topher browne said...

I've use both sizes of the new Guidewater Duffle for all of fishing season '07. I now regard them as indispensible pieces of kit, and would not travel anywhere without them.

I use the smaller duffle to store fly boxes, fly lines, and other sundries. It also perfectly accepts 1 pr. wading shoes, one set of Watermaster 2 waders and a Deep Wading Jacket.

The larger GWD will carry everything that I need for a day in the boat or in the canoe.

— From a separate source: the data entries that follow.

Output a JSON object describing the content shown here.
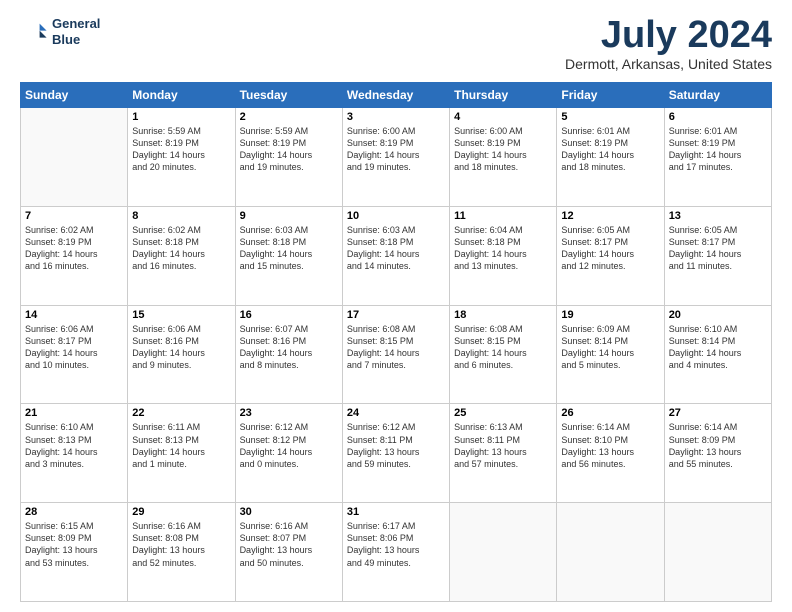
{
  "logo": {
    "line1": "General",
    "line2": "Blue"
  },
  "title": "July 2024",
  "location": "Dermott, Arkansas, United States",
  "days_of_week": [
    "Sunday",
    "Monday",
    "Tuesday",
    "Wednesday",
    "Thursday",
    "Friday",
    "Saturday"
  ],
  "weeks": [
    [
      {
        "day": "",
        "info": ""
      },
      {
        "day": "1",
        "info": "Sunrise: 5:59 AM\nSunset: 8:19 PM\nDaylight: 14 hours\nand 20 minutes."
      },
      {
        "day": "2",
        "info": "Sunrise: 5:59 AM\nSunset: 8:19 PM\nDaylight: 14 hours\nand 19 minutes."
      },
      {
        "day": "3",
        "info": "Sunrise: 6:00 AM\nSunset: 8:19 PM\nDaylight: 14 hours\nand 19 minutes."
      },
      {
        "day": "4",
        "info": "Sunrise: 6:00 AM\nSunset: 8:19 PM\nDaylight: 14 hours\nand 18 minutes."
      },
      {
        "day": "5",
        "info": "Sunrise: 6:01 AM\nSunset: 8:19 PM\nDaylight: 14 hours\nand 18 minutes."
      },
      {
        "day": "6",
        "info": "Sunrise: 6:01 AM\nSunset: 8:19 PM\nDaylight: 14 hours\nand 17 minutes."
      }
    ],
    [
      {
        "day": "7",
        "info": "Sunrise: 6:02 AM\nSunset: 8:19 PM\nDaylight: 14 hours\nand 16 minutes."
      },
      {
        "day": "8",
        "info": "Sunrise: 6:02 AM\nSunset: 8:18 PM\nDaylight: 14 hours\nand 16 minutes."
      },
      {
        "day": "9",
        "info": "Sunrise: 6:03 AM\nSunset: 8:18 PM\nDaylight: 14 hours\nand 15 minutes."
      },
      {
        "day": "10",
        "info": "Sunrise: 6:03 AM\nSunset: 8:18 PM\nDaylight: 14 hours\nand 14 minutes."
      },
      {
        "day": "11",
        "info": "Sunrise: 6:04 AM\nSunset: 8:18 PM\nDaylight: 14 hours\nand 13 minutes."
      },
      {
        "day": "12",
        "info": "Sunrise: 6:05 AM\nSunset: 8:17 PM\nDaylight: 14 hours\nand 12 minutes."
      },
      {
        "day": "13",
        "info": "Sunrise: 6:05 AM\nSunset: 8:17 PM\nDaylight: 14 hours\nand 11 minutes."
      }
    ],
    [
      {
        "day": "14",
        "info": "Sunrise: 6:06 AM\nSunset: 8:17 PM\nDaylight: 14 hours\nand 10 minutes."
      },
      {
        "day": "15",
        "info": "Sunrise: 6:06 AM\nSunset: 8:16 PM\nDaylight: 14 hours\nand 9 minutes."
      },
      {
        "day": "16",
        "info": "Sunrise: 6:07 AM\nSunset: 8:16 PM\nDaylight: 14 hours\nand 8 minutes."
      },
      {
        "day": "17",
        "info": "Sunrise: 6:08 AM\nSunset: 8:15 PM\nDaylight: 14 hours\nand 7 minutes."
      },
      {
        "day": "18",
        "info": "Sunrise: 6:08 AM\nSunset: 8:15 PM\nDaylight: 14 hours\nand 6 minutes."
      },
      {
        "day": "19",
        "info": "Sunrise: 6:09 AM\nSunset: 8:14 PM\nDaylight: 14 hours\nand 5 minutes."
      },
      {
        "day": "20",
        "info": "Sunrise: 6:10 AM\nSunset: 8:14 PM\nDaylight: 14 hours\nand 4 minutes."
      }
    ],
    [
      {
        "day": "21",
        "info": "Sunrise: 6:10 AM\nSunset: 8:13 PM\nDaylight: 14 hours\nand 3 minutes."
      },
      {
        "day": "22",
        "info": "Sunrise: 6:11 AM\nSunset: 8:13 PM\nDaylight: 14 hours\nand 1 minute."
      },
      {
        "day": "23",
        "info": "Sunrise: 6:12 AM\nSunset: 8:12 PM\nDaylight: 14 hours\nand 0 minutes."
      },
      {
        "day": "24",
        "info": "Sunrise: 6:12 AM\nSunset: 8:11 PM\nDaylight: 13 hours\nand 59 minutes."
      },
      {
        "day": "25",
        "info": "Sunrise: 6:13 AM\nSunset: 8:11 PM\nDaylight: 13 hours\nand 57 minutes."
      },
      {
        "day": "26",
        "info": "Sunrise: 6:14 AM\nSunset: 8:10 PM\nDaylight: 13 hours\nand 56 minutes."
      },
      {
        "day": "27",
        "info": "Sunrise: 6:14 AM\nSunset: 8:09 PM\nDaylight: 13 hours\nand 55 minutes."
      }
    ],
    [
      {
        "day": "28",
        "info": "Sunrise: 6:15 AM\nSunset: 8:09 PM\nDaylight: 13 hours\nand 53 minutes."
      },
      {
        "day": "29",
        "info": "Sunrise: 6:16 AM\nSunset: 8:08 PM\nDaylight: 13 hours\nand 52 minutes."
      },
      {
        "day": "30",
        "info": "Sunrise: 6:16 AM\nSunset: 8:07 PM\nDaylight: 13 hours\nand 50 minutes."
      },
      {
        "day": "31",
        "info": "Sunrise: 6:17 AM\nSunset: 8:06 PM\nDaylight: 13 hours\nand 49 minutes."
      },
      {
        "day": "",
        "info": ""
      },
      {
        "day": "",
        "info": ""
      },
      {
        "day": "",
        "info": ""
      }
    ]
  ]
}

The "dry side" of the duffle really works: I've been in some very hard rain without any problems at all.

I have not submerged the duffle to see how truly waterproof it is. For the hardcore whitewater crowd, it's a great place to store a wet suit and p.f.d.; but for true submersible protection, a sealable dry bag is probably the way to go. Not the end use of the Guidewater Duffle, however.

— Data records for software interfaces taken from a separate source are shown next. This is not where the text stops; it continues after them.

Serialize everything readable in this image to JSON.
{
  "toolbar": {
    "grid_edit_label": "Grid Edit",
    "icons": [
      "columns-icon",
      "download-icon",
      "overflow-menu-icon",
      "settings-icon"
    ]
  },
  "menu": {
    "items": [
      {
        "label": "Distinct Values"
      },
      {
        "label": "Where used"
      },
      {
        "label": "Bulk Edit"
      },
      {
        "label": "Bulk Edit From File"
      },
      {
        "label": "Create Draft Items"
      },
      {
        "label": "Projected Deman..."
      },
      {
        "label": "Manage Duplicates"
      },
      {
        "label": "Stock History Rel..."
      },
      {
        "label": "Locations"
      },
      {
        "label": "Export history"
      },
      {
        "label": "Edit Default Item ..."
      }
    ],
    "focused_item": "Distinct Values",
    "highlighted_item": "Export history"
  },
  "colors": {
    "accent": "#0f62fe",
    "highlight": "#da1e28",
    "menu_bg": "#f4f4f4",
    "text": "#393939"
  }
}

The divider is loose enough so as to allow either the "wet side" or the "dry side" to be used exclusively and to full capacity. There are, therefore, three different combinations for potential end use (dry, wet, wet/dry). Versatile and light, these duffles are mighty useful.

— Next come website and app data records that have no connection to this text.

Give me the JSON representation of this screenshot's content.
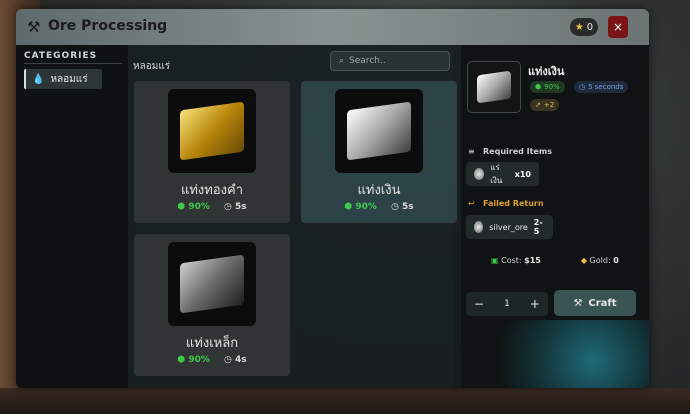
{
  "window": {
    "title": "Ore Processing",
    "star_count": "0",
    "close_label": "×"
  },
  "sidebar": {
    "heading": "CATEGORIES",
    "items": [
      {
        "label": "หลอมแร่",
        "icon": "droplet-icon"
      }
    ]
  },
  "main": {
    "section_title": "หลอมแร่",
    "search": {
      "placeholder": "Search..",
      "value": ""
    },
    "cards": [
      {
        "name": "แท่งทองคำ",
        "rate": "90%",
        "time": "5s",
        "icon": "gold-bar-icon"
      },
      {
        "name": "แท่งเงิน",
        "rate": "90%",
        "time": "5s",
        "icon": "silver-bar-icon",
        "selected": true
      },
      {
        "name": "แท่งเหล็ก",
        "rate": "90%",
        "time": "4s",
        "icon": "iron-bar-icon"
      }
    ]
  },
  "details": {
    "name": "แท่งเงิน",
    "rate": "90%",
    "time": "5 seconds",
    "xp": "+2",
    "required_heading": "Required Items",
    "required": {
      "item": "แร่เงิน",
      "qty": "x10"
    },
    "failed_heading": "Failed Return",
    "failed": {
      "item": "silver_ore",
      "qty": "2-5"
    },
    "cost_label": "Cost:",
    "cost_value": "$15",
    "gold_label": "Gold:",
    "gold_value": "0",
    "quantity": "1",
    "minus": "−",
    "plus": "+",
    "craft_label": "Craft"
  },
  "colors": {
    "accent_green": "#3ec94d",
    "accent_blue": "#6fa3e8",
    "close_red": "#7a1414"
  }
}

cheers, tb

it_guy said...

I've got one of Patagonia's old Porters. Seemed like there was a fad in the luggage industry for a few years with those backpacks that could be zipped up to check onto a plane.

Its definitely a great piece for the traveler that uses public transportation at their destination city. Throw it on your back and you're on your way.

PD said...

OK, you've really intrigued me with that comment about changing the Double Haul. How can you possibly improve on it?

Anonymous said...

Just curious - will you guys be making fly-fishing specific caps for the Spring?

JoeSak said...

Great piece...you guys have always made the best. I started a new blog called ReelGear and I would love to see some Patagonia comments. I invite everyone to post gear reviews!

Ezra said...

I took the regular Guidewater to the Leeward Islands recently and found the "Over the Head Only" shoulderstrap carring system to be less than desirable. The older wet/dry duffle handle that could be used as backpack style shoulderstraps would have been a dream getting in and out of planes, boats, and ferries. The rod tube straps could be more accommadating for two tubes and be so that the attach more securly to the bag so the don't bounce around causing the buckles to loosen. I understand that it was designed with fishing in mind, but think about the possibilty of a surfer using it as well, and the many places and situations that we fisherman/surfers find ourselves in.

El Pescador said...

Thanks for the test feedback Ezra. The Regular and Large GWD's both have traditional grab handles that can work as shoulder straps but they don't have adjustability. You can see in the picture of the GWD post that I'm carrying the Large bag this way. For S9 we introduce a GWD "Max" version which does have the adjustable shoulder strap system like on the old Wet Dry Gear Bag (Large). The old Wet Dry Gear Bags (Small and Medium) did not have this feature.

The "split strap" does have a range of adjustability so it can be customized for snug "over the head" carrying and single shoulder carrying. It also splits to fit over the closed carrying handle which keeps it from straying. This is useful when stowing the bag in the overhead compartment of a plane or boat hatch.

The lash points accommodate a single rod tube well but when trying to load more than one tube I have found that it's more secure to lash rod tubes together first with a large enough strap and then attach the bundle to the GWD lash points.

As far as these duffels being applicable to surf, the Regular GWD (smallest) has already become a daily favorite among surfers for packing a wetsuit, towel and wax/accessories. You can also lash the towel or a Remat to the side if desired. The bigger bags can handle dive gear or just more stuff but surfing was definitely considered an application for this duffle collection.

Huge thanks again Ezra. Keep the feedabck coming. I know it's not easy to reply with criticism but that is precisely what I need from you and the rest of the Way Upstream community. All the best!

El Pescador said...

I saw this review on Surfline - http://www.surfline.com/gear/checking-out-patagonias-guidewater-duffel_28756/ Nice to get the surfer perspective.